The co-pilot of the missing Malaysia Airlines flight MH370 invited South African tourists into the cockpit of previous flights where he smoked cigarettes and took photographs with the pair.
In a stunning lapse of security, Fariq Abdul Hamid and his fellow pilot invited passengers Jonti Roos and Jaan Maree into the cockpit for the flight from Phuket to Kuala Lumpur, breaking Malaysia Airlines rules.
Roos, a tourist travelling Australia, told American television show A Current Affair how Hamid posed for pictures with her and her friend and smoked cigarettes throughout their encounter.
"Throughout the entire flight they were talking to us and they were actually smoking throughout the flight which I don't think they're allowed to do," Roos said.
"At one stage they were pretty much turned around the whole time in their seats talking to us.
"They were so engaged in conversation that he took my friends hand and he was looking at her palm and said "your hand is very creased. That means you're a creative person" and commented on her nail polish."
Flight MH370 was cruising at 35,000ft when it lost contact with aviation authorities, but no distress signal was released by the pilots.
The flight was carrying 227 passengers including two children and 12 crew members, 152 Chinese nationals, 38 Malaysians, 12 people from Indonesia and six from Australia.
Two of the passengers were discovered to have boarded the flight using stolen passports.
Roos could not believe that Hamid was at the helm of the lost Malaysia Airlines flight.
"I thought it was crazy. I was just completely chocked. I couldn't believe it," she said.
"When I saw all his friends and family posting on his wall my heart really broke for them and my heart broke for the family of the passengers. It's just a really sad story."
Hamid began talking to the South African pair in the boarding queue before departure at Phuket airport in December 2011.
An aircraft steward greeted the women and asked if they wished to join the pilots in the cockpit, to which they accepted. Roos maintains that she didn't feel endangered at any point.
"I did feel safe. I don't think there was one instance where I felt threatened or I felt that they didn't know what they were doing," she continued.

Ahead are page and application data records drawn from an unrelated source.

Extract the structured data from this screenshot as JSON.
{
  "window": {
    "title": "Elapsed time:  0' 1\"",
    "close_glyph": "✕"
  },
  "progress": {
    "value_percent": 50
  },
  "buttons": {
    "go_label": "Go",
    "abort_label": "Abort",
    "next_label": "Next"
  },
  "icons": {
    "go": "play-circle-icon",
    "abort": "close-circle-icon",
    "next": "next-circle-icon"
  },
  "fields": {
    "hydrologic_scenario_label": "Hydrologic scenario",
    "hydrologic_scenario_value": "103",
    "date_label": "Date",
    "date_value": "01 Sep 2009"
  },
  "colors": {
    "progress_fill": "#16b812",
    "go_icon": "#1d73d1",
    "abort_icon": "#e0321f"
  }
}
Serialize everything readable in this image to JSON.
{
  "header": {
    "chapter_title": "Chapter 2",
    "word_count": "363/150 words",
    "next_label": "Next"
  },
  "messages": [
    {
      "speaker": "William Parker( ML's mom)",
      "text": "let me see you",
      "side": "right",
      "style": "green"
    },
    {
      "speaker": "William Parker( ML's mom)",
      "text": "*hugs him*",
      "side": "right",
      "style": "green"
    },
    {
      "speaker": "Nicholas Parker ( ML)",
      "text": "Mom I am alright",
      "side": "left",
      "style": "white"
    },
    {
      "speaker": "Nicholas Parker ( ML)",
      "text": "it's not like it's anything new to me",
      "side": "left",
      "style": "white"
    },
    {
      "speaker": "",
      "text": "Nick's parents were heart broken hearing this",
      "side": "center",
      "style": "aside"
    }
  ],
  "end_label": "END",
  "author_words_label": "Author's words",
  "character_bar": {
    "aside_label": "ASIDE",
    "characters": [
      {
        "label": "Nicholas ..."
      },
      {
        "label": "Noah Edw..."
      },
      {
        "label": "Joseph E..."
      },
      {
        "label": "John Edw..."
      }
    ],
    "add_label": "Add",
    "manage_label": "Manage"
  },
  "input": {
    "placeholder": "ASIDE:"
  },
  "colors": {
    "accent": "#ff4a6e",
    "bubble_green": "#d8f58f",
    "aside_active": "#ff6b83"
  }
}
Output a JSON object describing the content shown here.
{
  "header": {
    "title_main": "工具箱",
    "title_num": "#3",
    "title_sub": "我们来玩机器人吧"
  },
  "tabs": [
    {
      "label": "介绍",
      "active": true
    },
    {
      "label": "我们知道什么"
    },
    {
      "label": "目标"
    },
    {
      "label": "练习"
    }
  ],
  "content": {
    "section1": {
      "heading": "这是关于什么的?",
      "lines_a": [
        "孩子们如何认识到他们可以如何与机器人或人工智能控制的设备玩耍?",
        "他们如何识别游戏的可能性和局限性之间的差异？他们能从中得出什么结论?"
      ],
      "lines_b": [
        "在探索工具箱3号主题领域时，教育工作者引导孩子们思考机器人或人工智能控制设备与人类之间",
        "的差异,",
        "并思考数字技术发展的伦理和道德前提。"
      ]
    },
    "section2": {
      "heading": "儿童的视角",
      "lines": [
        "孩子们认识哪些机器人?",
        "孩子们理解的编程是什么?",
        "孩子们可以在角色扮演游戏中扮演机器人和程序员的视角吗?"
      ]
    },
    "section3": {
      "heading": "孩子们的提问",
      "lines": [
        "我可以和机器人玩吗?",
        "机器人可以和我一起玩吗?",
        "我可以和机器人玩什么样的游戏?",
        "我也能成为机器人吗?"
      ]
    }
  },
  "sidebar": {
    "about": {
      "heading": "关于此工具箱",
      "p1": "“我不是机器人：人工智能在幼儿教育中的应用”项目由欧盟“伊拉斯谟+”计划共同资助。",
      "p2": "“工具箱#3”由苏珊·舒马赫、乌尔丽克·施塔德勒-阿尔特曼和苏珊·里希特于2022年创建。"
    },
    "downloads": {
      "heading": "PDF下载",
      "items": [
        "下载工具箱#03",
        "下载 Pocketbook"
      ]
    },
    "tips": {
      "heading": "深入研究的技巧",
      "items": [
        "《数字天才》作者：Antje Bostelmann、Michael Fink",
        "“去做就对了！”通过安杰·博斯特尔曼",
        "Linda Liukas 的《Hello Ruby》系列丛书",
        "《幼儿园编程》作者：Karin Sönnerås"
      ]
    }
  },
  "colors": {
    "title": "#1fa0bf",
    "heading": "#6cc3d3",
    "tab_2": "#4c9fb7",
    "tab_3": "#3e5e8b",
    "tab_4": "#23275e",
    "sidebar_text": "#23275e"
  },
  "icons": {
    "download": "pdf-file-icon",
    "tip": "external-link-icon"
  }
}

"The whole time I felt they were very friendly. I felt they were very competent in what they were doing.
"We wished they would stop smoking because it is such a confined space. But you can't exactly tell a pilot to stop smoking."
The mystery surrounding the missing Malaysia Airlines flight MH370 has deepened with the Chinese media reporting that several of the passengers' mobile phones were connecting when called by relatives, but the calls were not picked up.
Two men from different locations in the Malaysian state of Kelantan have claimed to have spotted the aircraft plunging into the sea at approximately the same location and time.